                          Comment


                          • #14
                            brunneng-
                            The last batch of heat-shrink I got is nice stuff. It has a matte finish and stays flexable--like rubber (You can also get it in Black, White, Red, Blue). This is not the cheap stuff like RatShack.

                            Comment


                            • #15
                              Albert

                              I am getting too old for dim lights and find the halogen a bright enough source. I do not like the heat output or the fact that dam A/C transformers Rona sells burn out with half the suggested load even. When I helped my friend with his Red Tail Columbian Python (11 footer!) cage I used old PC power supplies to feed 12v DC to the lamps. My industrial light meter says they are brighter than with 12vac and they have never burned out in 5 years service. The Snakes love them BTW - good spectrum and toasty!

                              I have been threatening to convert my luxo lamps over to Halogen for some time (4 puck lamps each) but I keep "dragging me arse like a dog with worms".

                              I have a luxo magnifier too, I would like to convert it to solid state with white, red, green, and blue LED (selectable combos) as I find it easier to see some things under different lighting conditions. These new LED's make excellent darkfield illuminators too.

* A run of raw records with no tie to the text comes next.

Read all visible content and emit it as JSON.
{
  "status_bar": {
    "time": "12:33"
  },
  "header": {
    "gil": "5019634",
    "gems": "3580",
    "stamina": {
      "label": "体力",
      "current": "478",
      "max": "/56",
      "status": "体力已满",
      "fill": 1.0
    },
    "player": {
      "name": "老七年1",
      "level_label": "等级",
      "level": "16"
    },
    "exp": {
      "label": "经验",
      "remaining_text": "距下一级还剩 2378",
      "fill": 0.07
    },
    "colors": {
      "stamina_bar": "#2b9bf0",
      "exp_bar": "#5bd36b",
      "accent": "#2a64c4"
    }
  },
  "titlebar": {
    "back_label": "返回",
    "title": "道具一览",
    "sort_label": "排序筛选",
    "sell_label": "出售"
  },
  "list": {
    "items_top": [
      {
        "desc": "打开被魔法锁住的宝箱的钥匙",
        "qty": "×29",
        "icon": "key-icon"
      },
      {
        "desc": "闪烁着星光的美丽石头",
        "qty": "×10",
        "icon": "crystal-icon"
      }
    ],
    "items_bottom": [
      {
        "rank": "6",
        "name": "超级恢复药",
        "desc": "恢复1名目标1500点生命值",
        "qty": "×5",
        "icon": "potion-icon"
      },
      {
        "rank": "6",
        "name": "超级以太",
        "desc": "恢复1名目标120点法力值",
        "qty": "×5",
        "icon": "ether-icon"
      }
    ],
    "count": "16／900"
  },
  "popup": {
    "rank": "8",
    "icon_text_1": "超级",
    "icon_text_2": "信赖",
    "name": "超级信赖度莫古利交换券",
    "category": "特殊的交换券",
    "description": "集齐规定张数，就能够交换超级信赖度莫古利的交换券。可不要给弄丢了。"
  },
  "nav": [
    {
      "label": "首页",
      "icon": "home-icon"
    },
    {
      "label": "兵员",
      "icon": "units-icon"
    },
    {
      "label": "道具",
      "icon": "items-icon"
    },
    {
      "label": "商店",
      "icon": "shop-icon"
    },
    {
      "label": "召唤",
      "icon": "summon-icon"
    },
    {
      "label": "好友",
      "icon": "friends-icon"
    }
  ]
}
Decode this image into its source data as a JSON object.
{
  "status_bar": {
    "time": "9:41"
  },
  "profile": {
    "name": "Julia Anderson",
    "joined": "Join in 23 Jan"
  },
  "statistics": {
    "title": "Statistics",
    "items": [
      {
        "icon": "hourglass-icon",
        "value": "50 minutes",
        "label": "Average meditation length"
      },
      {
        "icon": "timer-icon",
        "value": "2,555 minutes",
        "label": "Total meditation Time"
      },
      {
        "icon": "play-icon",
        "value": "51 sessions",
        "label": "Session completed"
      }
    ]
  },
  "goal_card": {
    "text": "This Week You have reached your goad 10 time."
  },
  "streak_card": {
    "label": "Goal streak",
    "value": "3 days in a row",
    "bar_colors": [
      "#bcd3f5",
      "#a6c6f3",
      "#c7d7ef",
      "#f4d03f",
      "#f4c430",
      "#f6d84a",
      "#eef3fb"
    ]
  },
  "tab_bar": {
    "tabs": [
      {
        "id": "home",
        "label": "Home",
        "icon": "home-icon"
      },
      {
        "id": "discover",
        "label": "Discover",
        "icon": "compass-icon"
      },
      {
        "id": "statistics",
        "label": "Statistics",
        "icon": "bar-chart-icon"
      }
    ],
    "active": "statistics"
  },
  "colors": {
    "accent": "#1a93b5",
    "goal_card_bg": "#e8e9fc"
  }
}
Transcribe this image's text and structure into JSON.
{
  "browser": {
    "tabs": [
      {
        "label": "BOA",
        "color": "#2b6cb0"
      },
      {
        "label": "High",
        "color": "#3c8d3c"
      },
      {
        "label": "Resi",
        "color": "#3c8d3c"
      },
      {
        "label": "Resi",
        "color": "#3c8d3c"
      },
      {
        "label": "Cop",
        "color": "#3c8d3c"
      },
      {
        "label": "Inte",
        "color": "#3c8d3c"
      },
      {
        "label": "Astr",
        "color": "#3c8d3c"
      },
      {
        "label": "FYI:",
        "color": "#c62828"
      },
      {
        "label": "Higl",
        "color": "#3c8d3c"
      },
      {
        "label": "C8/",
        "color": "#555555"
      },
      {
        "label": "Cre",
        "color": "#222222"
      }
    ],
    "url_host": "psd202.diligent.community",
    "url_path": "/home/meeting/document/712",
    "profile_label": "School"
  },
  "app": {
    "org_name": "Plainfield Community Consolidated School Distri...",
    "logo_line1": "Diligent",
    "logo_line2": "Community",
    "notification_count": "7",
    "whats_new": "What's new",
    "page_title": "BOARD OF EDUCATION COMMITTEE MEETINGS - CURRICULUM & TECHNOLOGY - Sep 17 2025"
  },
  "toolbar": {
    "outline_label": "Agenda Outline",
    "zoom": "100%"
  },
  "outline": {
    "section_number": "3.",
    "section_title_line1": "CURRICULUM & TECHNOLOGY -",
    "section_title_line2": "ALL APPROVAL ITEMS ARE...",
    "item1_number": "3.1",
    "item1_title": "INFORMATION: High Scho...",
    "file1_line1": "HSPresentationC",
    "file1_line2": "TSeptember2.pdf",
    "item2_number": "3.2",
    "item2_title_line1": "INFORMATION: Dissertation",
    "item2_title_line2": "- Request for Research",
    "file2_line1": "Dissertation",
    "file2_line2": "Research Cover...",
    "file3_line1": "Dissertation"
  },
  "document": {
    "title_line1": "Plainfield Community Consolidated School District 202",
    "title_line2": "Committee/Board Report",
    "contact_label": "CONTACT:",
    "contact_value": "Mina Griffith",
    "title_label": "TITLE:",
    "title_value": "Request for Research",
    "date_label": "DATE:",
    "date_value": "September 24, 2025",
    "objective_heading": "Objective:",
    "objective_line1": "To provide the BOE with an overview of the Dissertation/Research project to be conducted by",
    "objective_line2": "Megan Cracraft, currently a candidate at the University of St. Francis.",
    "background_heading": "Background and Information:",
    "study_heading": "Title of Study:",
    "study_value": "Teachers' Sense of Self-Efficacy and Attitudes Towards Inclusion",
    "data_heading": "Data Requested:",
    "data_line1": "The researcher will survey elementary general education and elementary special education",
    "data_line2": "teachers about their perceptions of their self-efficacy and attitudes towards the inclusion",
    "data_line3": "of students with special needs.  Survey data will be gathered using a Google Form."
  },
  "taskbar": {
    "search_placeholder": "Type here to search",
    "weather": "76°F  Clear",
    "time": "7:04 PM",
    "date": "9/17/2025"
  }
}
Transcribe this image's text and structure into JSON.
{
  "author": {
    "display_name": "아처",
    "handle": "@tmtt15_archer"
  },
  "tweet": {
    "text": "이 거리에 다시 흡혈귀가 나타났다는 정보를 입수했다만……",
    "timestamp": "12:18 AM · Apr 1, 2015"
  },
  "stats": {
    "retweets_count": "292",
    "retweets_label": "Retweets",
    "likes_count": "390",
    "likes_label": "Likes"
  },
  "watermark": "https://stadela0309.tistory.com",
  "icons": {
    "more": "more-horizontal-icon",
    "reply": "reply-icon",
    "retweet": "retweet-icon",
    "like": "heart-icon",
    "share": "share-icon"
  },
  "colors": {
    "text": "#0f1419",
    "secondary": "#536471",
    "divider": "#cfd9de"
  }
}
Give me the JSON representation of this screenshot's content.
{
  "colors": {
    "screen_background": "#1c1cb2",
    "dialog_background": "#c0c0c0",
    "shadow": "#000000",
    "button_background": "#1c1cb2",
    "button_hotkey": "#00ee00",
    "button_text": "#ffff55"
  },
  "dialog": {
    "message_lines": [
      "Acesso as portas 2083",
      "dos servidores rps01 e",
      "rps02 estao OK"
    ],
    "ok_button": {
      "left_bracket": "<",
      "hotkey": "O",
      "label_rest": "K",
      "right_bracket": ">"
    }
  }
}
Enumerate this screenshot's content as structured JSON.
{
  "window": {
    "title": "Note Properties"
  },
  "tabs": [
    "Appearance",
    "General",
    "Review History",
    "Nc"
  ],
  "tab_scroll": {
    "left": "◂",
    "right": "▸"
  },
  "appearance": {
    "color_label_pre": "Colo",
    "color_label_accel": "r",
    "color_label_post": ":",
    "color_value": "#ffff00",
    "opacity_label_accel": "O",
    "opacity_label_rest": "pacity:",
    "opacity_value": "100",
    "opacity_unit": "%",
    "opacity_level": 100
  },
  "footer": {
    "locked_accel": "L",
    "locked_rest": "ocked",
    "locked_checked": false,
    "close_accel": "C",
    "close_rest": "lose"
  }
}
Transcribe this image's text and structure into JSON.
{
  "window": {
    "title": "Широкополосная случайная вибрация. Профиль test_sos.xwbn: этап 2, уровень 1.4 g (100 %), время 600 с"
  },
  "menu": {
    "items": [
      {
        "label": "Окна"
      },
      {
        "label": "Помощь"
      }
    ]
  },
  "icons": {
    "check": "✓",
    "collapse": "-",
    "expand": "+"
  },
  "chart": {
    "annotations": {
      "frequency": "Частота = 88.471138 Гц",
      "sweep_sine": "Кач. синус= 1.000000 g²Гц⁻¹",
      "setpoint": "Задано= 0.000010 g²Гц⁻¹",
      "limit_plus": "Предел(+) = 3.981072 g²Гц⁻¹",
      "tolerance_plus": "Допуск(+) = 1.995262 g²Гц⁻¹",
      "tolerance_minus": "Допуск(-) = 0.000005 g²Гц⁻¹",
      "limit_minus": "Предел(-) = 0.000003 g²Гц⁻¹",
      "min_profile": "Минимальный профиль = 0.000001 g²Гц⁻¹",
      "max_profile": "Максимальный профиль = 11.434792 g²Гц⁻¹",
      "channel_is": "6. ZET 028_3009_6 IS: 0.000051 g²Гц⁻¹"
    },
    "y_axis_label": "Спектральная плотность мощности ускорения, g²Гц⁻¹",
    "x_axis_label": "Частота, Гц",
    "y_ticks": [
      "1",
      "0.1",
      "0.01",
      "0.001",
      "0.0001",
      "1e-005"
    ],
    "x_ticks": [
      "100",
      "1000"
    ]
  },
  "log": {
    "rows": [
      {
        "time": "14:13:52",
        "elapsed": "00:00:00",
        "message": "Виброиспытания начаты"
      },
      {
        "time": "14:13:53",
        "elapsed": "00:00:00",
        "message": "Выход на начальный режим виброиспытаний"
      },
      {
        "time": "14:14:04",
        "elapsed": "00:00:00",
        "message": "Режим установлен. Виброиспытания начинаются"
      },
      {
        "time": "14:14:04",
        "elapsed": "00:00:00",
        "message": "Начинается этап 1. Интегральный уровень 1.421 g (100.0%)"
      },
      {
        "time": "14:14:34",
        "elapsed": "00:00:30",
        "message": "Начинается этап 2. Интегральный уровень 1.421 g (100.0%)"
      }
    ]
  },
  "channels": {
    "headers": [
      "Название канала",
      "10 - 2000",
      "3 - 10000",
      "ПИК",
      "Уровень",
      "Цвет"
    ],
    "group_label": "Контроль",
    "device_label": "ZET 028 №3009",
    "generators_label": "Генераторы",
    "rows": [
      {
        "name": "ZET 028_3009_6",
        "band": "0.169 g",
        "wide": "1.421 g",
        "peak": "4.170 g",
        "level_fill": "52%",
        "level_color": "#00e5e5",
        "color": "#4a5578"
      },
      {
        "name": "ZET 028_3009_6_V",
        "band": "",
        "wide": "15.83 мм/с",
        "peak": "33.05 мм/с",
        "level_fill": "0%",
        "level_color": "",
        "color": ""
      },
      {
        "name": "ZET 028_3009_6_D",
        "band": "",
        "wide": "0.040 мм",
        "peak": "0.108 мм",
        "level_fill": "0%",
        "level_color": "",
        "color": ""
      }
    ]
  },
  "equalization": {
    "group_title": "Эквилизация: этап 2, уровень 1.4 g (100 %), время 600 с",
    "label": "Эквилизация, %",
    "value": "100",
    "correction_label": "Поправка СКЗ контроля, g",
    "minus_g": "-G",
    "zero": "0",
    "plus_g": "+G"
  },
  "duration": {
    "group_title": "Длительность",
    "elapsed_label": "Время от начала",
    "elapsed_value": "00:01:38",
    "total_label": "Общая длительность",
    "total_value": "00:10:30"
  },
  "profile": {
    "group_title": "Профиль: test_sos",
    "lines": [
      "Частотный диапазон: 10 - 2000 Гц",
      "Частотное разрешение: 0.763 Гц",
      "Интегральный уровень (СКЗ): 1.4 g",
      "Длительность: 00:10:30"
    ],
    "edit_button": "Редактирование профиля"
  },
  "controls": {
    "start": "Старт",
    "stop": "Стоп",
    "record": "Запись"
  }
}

                              Comment

                              Working...
                              X